head plumes and a beaufiful violet hue, with striking results. A very active feeder, but this one
stopped to preen. South Padre Island, Texas, April 2005.
8. Green Heron
Went to Rush Creek preserve between the storms today. Spotted a Green Heron (Butorides
virescens) right near the trailhead at Binford Road. He took off soon after I snapped this photo.
Apparently the Green Heron does indeed have a crest, which is used during courtship displays
(Hancock, in "Herons and Egrets of the World"). Or maybe it was just the wind, as photos
before and after this show a normal sleek-looking dark cap. Or maybe he was trying his best to
look like a Kingfisher. I love the chestnut color on this species. "Green" heron indeed!
9. Clark's Grebe
When you go out with experienced birders you will soon find that they try to be precise about their identifications. Spotting a grebe with a long neck, they will call out "aechmophorus grebe". No, they are not trying to impress the crowd with their expertise in Latin, but rather indicating that they have seen a grebe in a certain genus, but are uncertain about the species. Usually the bird will then turn a bit and reveal a better profile, and someone will say "Clark's", or "Western".

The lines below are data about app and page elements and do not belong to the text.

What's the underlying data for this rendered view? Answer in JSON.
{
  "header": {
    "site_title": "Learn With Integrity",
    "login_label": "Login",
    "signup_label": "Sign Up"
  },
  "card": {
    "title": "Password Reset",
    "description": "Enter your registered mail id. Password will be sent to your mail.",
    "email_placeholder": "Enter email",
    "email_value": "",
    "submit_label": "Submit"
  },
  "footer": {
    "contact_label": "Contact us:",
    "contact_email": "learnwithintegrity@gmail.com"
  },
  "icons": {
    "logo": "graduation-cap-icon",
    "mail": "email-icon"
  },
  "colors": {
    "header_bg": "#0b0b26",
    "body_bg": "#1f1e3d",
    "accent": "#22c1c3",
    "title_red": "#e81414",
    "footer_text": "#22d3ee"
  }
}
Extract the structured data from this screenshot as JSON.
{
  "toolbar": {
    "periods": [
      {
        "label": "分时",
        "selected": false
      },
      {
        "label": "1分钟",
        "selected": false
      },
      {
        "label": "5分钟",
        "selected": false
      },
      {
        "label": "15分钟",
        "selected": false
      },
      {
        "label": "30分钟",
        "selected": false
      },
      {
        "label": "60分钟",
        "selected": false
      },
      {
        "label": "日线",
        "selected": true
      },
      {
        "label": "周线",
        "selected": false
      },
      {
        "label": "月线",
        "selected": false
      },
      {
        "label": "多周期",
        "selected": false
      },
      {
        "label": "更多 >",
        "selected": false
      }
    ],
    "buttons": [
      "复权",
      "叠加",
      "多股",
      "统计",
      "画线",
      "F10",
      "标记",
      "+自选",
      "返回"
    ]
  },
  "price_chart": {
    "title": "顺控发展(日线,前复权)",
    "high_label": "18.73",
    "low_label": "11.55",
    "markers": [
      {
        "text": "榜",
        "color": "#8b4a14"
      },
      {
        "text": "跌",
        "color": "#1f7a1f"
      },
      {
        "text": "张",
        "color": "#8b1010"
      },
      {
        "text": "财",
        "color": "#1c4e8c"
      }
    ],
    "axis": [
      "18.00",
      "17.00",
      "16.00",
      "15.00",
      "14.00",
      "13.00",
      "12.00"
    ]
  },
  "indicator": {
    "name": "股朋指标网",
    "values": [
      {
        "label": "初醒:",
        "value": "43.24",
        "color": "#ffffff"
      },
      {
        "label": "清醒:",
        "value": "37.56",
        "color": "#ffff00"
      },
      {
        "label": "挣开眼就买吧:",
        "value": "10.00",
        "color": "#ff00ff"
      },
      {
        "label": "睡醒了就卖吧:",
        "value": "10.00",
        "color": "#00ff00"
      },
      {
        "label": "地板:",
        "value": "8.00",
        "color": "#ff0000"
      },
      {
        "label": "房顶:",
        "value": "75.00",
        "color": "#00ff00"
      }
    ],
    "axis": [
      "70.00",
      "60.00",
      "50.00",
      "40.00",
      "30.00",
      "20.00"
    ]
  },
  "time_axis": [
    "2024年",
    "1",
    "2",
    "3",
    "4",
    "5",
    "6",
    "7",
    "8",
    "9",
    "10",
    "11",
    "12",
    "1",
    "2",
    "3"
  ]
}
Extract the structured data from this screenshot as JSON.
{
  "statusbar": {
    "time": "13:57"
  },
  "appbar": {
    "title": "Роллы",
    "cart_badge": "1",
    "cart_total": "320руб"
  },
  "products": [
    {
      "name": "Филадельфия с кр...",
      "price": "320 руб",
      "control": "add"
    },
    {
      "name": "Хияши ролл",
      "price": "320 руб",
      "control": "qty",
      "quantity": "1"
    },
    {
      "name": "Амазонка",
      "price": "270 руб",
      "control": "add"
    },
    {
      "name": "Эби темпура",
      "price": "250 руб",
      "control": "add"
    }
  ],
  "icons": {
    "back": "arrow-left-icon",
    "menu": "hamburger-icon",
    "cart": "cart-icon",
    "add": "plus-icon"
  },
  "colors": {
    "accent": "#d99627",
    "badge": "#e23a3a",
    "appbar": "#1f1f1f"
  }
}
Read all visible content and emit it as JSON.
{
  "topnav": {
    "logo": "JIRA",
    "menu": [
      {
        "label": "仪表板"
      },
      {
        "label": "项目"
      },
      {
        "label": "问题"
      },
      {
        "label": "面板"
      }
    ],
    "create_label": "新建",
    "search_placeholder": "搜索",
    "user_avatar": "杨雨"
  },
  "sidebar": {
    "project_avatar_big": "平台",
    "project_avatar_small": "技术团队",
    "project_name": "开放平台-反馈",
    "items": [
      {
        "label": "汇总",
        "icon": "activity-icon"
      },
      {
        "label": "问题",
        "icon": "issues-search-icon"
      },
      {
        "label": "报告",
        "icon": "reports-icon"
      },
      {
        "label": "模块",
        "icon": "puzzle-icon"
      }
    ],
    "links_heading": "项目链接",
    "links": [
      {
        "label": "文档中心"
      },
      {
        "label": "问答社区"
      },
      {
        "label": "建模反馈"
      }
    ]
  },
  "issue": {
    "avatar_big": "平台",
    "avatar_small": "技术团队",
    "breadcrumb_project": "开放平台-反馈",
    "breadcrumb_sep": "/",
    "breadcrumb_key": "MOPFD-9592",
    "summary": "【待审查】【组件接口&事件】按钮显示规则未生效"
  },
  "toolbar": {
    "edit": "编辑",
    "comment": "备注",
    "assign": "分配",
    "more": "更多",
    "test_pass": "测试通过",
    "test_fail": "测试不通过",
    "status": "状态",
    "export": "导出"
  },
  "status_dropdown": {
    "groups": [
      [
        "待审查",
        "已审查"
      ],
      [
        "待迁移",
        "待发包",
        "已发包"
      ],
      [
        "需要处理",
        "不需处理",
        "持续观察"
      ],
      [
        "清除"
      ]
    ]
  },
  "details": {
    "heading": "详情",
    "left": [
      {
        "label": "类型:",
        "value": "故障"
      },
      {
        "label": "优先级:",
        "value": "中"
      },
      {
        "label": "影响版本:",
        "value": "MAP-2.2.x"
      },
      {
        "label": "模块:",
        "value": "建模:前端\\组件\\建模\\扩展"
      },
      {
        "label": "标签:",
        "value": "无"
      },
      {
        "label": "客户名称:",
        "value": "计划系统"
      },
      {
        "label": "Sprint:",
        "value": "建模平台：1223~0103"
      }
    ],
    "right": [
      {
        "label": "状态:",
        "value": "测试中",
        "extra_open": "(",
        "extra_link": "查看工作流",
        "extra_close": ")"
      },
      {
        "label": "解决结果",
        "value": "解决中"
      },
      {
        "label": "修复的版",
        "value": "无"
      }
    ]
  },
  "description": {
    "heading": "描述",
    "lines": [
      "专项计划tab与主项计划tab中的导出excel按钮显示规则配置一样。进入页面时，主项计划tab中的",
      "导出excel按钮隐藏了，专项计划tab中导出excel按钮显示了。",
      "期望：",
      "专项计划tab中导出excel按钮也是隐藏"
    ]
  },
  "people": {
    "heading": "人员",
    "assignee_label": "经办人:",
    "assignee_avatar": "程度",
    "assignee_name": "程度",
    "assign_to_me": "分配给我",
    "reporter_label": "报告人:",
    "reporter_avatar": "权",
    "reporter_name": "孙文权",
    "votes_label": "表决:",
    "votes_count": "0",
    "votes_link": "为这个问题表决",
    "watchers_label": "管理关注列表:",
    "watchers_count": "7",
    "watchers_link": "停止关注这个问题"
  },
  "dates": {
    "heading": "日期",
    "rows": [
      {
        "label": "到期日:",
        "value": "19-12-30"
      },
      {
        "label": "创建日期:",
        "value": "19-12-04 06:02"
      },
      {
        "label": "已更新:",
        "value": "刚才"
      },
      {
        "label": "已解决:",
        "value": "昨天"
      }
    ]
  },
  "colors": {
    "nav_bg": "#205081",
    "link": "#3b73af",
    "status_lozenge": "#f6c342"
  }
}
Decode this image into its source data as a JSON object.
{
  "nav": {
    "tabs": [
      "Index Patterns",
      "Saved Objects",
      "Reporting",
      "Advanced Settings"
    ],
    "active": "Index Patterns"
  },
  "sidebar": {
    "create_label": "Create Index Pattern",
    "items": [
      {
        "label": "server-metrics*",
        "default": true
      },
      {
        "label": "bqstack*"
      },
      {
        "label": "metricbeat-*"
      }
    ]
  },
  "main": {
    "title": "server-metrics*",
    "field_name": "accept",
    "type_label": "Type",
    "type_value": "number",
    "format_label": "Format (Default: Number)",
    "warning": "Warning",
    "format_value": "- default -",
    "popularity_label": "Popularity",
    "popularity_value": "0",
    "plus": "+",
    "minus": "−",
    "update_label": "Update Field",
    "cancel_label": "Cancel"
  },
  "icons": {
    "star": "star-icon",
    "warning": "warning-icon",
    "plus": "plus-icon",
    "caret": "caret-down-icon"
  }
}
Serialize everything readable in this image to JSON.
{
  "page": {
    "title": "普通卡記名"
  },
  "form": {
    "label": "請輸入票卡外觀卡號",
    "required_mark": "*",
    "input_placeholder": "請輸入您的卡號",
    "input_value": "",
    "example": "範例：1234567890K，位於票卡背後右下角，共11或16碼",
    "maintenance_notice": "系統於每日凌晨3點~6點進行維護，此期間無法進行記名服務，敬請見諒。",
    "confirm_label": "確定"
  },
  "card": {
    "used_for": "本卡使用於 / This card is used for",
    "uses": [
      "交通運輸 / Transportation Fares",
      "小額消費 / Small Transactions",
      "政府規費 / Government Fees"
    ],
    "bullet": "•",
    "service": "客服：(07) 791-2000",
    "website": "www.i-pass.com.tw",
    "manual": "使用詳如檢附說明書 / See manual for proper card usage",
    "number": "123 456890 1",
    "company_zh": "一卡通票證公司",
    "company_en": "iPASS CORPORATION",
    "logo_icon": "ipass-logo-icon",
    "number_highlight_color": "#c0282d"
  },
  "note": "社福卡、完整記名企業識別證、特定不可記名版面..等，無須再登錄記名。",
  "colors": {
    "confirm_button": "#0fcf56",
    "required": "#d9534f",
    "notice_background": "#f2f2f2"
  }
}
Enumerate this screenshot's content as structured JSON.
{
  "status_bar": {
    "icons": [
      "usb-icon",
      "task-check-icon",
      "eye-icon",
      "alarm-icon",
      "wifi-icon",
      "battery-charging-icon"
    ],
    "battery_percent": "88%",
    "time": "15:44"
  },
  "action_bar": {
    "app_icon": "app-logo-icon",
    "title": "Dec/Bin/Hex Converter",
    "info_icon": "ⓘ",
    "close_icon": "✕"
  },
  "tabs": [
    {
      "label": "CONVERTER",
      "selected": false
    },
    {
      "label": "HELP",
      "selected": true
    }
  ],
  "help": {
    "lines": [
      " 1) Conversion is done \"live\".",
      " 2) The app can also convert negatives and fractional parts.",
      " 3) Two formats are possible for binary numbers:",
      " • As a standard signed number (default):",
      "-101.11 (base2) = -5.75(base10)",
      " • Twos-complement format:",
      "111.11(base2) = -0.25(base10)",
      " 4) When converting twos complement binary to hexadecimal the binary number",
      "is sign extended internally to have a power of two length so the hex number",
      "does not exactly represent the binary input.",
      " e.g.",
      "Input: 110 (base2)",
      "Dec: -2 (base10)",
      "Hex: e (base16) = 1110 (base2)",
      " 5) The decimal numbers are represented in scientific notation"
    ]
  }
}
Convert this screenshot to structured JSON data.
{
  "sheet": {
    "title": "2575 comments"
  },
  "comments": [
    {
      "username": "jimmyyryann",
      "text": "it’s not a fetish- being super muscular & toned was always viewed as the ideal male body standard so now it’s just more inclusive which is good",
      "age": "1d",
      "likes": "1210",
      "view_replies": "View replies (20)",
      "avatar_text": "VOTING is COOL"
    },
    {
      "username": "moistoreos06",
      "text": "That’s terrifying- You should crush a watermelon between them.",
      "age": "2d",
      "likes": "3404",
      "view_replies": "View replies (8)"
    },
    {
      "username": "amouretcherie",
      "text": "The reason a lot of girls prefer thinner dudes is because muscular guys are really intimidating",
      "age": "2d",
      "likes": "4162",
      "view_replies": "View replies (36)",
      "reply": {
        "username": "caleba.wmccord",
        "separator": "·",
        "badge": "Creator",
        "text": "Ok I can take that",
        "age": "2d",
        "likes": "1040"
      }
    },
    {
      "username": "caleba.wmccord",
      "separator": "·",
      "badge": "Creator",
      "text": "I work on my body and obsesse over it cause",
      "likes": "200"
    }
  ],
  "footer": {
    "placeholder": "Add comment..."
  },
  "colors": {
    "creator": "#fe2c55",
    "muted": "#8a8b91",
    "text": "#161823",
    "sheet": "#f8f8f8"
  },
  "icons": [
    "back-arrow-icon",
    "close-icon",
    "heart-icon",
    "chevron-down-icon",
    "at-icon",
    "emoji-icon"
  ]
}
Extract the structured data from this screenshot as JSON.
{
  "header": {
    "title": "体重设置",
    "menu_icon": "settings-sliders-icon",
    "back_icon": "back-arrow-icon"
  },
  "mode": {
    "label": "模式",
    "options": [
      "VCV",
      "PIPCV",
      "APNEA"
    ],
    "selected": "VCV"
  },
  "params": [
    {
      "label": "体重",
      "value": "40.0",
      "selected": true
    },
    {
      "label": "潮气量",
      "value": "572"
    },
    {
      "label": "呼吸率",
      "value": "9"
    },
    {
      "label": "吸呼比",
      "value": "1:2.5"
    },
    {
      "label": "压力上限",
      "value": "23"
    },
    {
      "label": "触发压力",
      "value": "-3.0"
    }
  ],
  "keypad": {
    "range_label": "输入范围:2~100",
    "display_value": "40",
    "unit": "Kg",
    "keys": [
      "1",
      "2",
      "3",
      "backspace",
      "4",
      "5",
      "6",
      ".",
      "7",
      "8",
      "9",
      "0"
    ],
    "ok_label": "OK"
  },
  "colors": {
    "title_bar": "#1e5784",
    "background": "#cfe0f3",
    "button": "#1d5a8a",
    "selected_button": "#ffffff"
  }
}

This one popped up along the shoreline in San Rafael, during a survey with Jean Starkweather, and Lowell Sykes took about 1/2 second to say "Clark's Grebe". The bright yellow-orange bill is the tip-off, and the most reliable means of distinguishing a Clark's Grebe (Aechmophorus clarkii) from the closely related Western Grebe (Aechmophorus occidentalis), with its yellow-green bill. Not long ago they were considered to be the same species, but have been "split".
Two other pretty good field marks are shown in this somewhat fuzzy photo. The flank of the bird shows a fair amount of white mixed with the gray just above the waterline, whereas Western grebes are more gray, and perhaps darker. When we look at the eye we see that it is almost completely surrounded by white feathers, with a distinct white patch between the eye and the upper mandible of the bill ("eye in the white"). In the Western Grebe the patch in front of the eye is less white, and overall the eye appears to be surrounded by gray or black feathers. This field mark is more clear during the breeding season.
Lastly, the black feathers on the back of the neck may give a clue, but on this specimen it would have been misleading. The black stripe down the neck is said to be "thin" on Clark's Grebes, but as you can see in the second photo such was not the case here.
(aechmophorus = "spear-bearer", referring to the spear-like bill.